• **Task statement**:
Please return all records verbatim, no pictures.

-------- Extracted data --------

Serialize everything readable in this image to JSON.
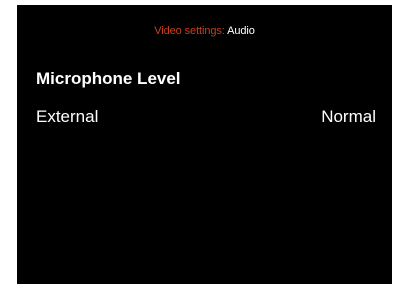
{
  "header": {
    "parent": "Video settings:",
    "current": "Audio"
  },
  "section": {
    "title": "Microphone Level"
  },
  "settings": [
    {
      "label": "External",
      "value": "Normal"
    }
  ],
  "colors": {
    "background": "#000000",
    "accent": "#c7401c",
    "text": "#ffffff"
  }
}
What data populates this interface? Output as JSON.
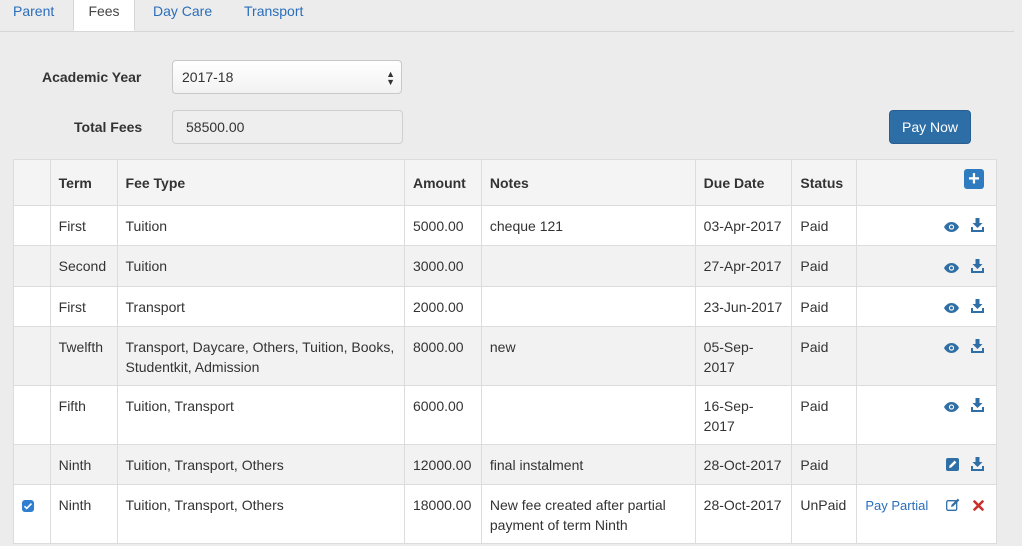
{
  "tabs": [
    "Parent",
    "Fees",
    "Day Care",
    "Transport"
  ],
  "form": {
    "academic_year_label": "Academic Year",
    "academic_year_value": "2017-18",
    "total_fees_label": "Total Fees",
    "total_fees_value": "58500.00",
    "pay_now_label": "Pay Now"
  },
  "table": {
    "headers": [
      "Term",
      "Fee Type",
      "Amount",
      "Notes",
      "Due Date",
      "Status"
    ],
    "rows": [
      {
        "term": "First",
        "fee_type": "Tuition",
        "amount": "5000.00",
        "notes": "cheque 121",
        "due_date": "03-Apr-2017",
        "status": "Paid"
      },
      {
        "term": "Second",
        "fee_type": "Tuition",
        "amount": "3000.00",
        "notes": "",
        "due_date": "27-Apr-2017",
        "status": "Paid"
      },
      {
        "term": "First",
        "fee_type": "Transport",
        "amount": "2000.00",
        "notes": "",
        "due_date": "23-Jun-2017",
        "status": "Paid"
      },
      {
        "term": "Twelfth",
        "fee_type": "Transport, Daycare, Others, Tuition, Books, Studentkit, Admission",
        "amount": "8000.00",
        "notes": "new",
        "due_date": "05-Sep-2017",
        "status": "Paid"
      },
      {
        "term": "Fifth",
        "fee_type": "Tuition, Transport",
        "amount": "6000.00",
        "notes": "",
        "due_date": "16-Sep-2017",
        "status": "Paid"
      },
      {
        "term": "Ninth",
        "fee_type": "Tuition, Transport, Others",
        "amount": "12000.00",
        "notes": "final instalment",
        "due_date": "28-Oct-2017",
        "status": "Paid"
      },
      {
        "term": "Ninth",
        "fee_type": "Tuition, Transport, Others",
        "amount": "18000.00",
        "notes": "New fee created after partial payment of term Ninth",
        "due_date": "28-Oct-2017",
        "status": "UnPaid"
      }
    ],
    "pay_partial_label": "Pay Partial"
  },
  "colors": {
    "accent": "#2e6ea6",
    "link": "#2a6ebb",
    "delete": "#c9302c"
  }
}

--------

• **Response to the exercise**:
Serialize everything readable in this image to JSON.
{
  "header": {
    "parent": "Video settings:",
    "current": "Audio"
  },
  "section": {
    "title": "Microphone Level"
  },
  "settings": [
    {
      "label": "External",
      "value": "Normal"
    }
  ],
  "colors": {
    "background": "#000000",
    "accent": "#c7401c",
    "text": "#ffffff"
  }
}
What data populates this interface? Output as JSON.
{
  "tabs": [
    "Parent",
    "Fees",
    "Day Care",
    "Transport"
  ],
  "form": {
    "academic_year_label": "Academic Year",
    "academic_year_value": "2017-18",
    "total_fees_label": "Total Fees",
    "total_fees_value": "58500.00",
    "pay_now_label": "Pay Now"
  },
  "table": {
    "headers": [
      "Term",
      "Fee Type",
      "Amount",
      "Notes",
      "Due Date",
      "Status"
    ],
    "rows": [
      {
        "term": "First",
        "fee_type": "Tuition",
        "amount": "5000.00",
        "notes": "cheque 121",
        "due_date": "03-Apr-2017",
        "status": "Paid"
      },
      {
        "term": "Second",
        "fee_type": "Tuition",
        "amount": "3000.00",
        "notes": "",
        "due_date": "27-Apr-2017",
        "status": "Paid"
      },
      {
        "term": "First",
        "fee_type": "Transport",
        "amount": "2000.00",
        "notes": "",
        "due_date": "23-Jun-2017",
        "status": "Paid"
      },
      {
        "term": "Twelfth",
        "fee_type": "Transport, Daycare, Others, Tuition, Books, Studentkit, Admission",
        "amount": "8000.00",
        "notes": "new",
        "due_date": "05-Sep-2017",
        "status": "Paid"
      },
      {
        "term": "Fifth",
        "fee_type": "Tuition, Transport",
        "amount": "6000.00",
        "notes": "",
        "due_date": "16-Sep-2017",
        "status": "Paid"
      },
      {
        "term": "Ninth",
        "fee_type": "Tuition, Transport, Others",
        "amount": "12000.00",
        "notes": "final instalment",
        "due_date": "28-Oct-2017",
        "status": "Paid"
      },
      {
        "term": "Ninth",
        "fee_type": "Tuition, Transport, Others",
        "amount": "18000.00",
        "notes": "New fee created after partial payment of term Ninth",
        "due_date": "28-Oct-2017",
        "status": "UnPaid"
      }
    ],
    "pay_partial_label": "Pay Partial"
  },
  "colors": {
    "accent": "#2e6ea6",
    "link": "#2a6ebb",
    "delete": "#c9302c"
  }
}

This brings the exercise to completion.